This is the best book on the marathon that I have ever read. It is composed of a series of chapters based on lectures delivered at a British Heart Foundation symposium on marathon medicine held in London in 2000. The content includes a wide range of disciplines: history, sociology, psychology, medicine, physiology, and more.
It is noted in the introduction that the reader will be treated to the views of a veritable galaxy of experts. This is no false claim.
What a pleasure it was to read this book—comprehensive, direct, accessible, and practical are only a few relevant adjectives applicable to this text. It even kept me awake on a Sydney to London flight! Beautifully presented with clear figures, singular in its lack of waffle, and very well referenced, this is the ultimate guide to so many aspects of what many consider to be the greatest race. In addition to the wealth of information contained in the chapters proper, I quite appreciated the inclusion of short sections of discussion between conference attendees and the experts which were included at the conclusion of some chapters.
Having personally struggled through a number of these events, I especially looked for practical information. Will it kill me? Probably not. Will I live forever if I complete one? No. What should I drink and eat? What about altitude training? Why do I fatigue? The answers, or our best current knowledge, are all there.

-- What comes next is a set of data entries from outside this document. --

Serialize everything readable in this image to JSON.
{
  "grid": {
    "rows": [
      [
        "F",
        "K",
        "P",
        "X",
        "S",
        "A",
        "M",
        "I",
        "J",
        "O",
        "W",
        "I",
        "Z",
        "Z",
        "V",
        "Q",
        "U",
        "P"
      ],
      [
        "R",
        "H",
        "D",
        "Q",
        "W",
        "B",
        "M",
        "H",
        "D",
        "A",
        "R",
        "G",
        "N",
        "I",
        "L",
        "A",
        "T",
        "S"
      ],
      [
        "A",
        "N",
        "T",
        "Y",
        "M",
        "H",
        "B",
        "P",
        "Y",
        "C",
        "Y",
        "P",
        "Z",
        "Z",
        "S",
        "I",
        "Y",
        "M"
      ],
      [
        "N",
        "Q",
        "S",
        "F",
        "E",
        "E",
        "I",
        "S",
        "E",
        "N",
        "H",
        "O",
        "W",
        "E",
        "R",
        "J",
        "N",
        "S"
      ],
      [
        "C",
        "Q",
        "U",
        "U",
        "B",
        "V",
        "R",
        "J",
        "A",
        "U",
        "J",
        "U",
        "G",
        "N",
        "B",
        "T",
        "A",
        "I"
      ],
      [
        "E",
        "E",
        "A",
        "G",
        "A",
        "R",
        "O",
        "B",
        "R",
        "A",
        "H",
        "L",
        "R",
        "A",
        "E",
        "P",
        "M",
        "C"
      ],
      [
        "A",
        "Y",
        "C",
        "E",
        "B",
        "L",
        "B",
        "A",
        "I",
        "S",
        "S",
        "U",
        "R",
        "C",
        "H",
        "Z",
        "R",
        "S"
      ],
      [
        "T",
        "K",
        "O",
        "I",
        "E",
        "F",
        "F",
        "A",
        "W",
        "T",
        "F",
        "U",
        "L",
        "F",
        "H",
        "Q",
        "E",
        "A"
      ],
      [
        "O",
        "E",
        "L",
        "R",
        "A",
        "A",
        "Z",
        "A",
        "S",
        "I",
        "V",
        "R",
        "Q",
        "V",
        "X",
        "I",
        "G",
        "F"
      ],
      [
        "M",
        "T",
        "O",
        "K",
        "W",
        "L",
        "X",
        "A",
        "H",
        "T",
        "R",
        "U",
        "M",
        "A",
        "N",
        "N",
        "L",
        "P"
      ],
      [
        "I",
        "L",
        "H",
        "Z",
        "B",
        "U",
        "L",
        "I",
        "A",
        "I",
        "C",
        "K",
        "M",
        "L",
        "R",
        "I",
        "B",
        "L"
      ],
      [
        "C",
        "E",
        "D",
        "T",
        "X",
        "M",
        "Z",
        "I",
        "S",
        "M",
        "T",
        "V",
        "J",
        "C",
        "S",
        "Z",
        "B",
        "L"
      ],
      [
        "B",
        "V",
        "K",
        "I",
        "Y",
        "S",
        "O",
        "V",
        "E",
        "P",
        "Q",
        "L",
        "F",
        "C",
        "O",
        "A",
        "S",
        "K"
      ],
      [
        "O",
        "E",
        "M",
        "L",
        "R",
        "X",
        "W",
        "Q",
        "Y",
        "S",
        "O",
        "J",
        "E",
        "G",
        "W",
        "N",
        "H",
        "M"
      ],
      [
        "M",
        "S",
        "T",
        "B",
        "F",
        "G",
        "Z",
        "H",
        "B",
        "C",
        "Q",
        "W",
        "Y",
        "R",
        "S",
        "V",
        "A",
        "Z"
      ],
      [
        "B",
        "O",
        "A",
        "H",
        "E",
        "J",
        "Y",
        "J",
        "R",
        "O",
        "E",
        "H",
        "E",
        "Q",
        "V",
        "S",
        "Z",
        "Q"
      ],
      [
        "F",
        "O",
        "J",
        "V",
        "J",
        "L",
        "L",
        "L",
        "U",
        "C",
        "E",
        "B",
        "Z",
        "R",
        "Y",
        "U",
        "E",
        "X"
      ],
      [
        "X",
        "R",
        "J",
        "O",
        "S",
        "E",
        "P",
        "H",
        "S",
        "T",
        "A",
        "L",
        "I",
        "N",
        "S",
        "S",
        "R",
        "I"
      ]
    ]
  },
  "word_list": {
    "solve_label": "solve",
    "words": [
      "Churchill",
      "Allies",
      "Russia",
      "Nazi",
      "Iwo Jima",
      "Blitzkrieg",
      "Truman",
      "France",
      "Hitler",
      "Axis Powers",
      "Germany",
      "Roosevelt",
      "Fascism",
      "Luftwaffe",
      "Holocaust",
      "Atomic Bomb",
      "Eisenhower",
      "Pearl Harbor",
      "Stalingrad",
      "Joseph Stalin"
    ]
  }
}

This is an excellent book. I am half way through it on the second reading. I would buy it myself and recommend it to all of those who care for participants in, or who are interested in, endurance sport. It is suitable for sophisticated athletes and both students and practitioners of sports science and sports medicine.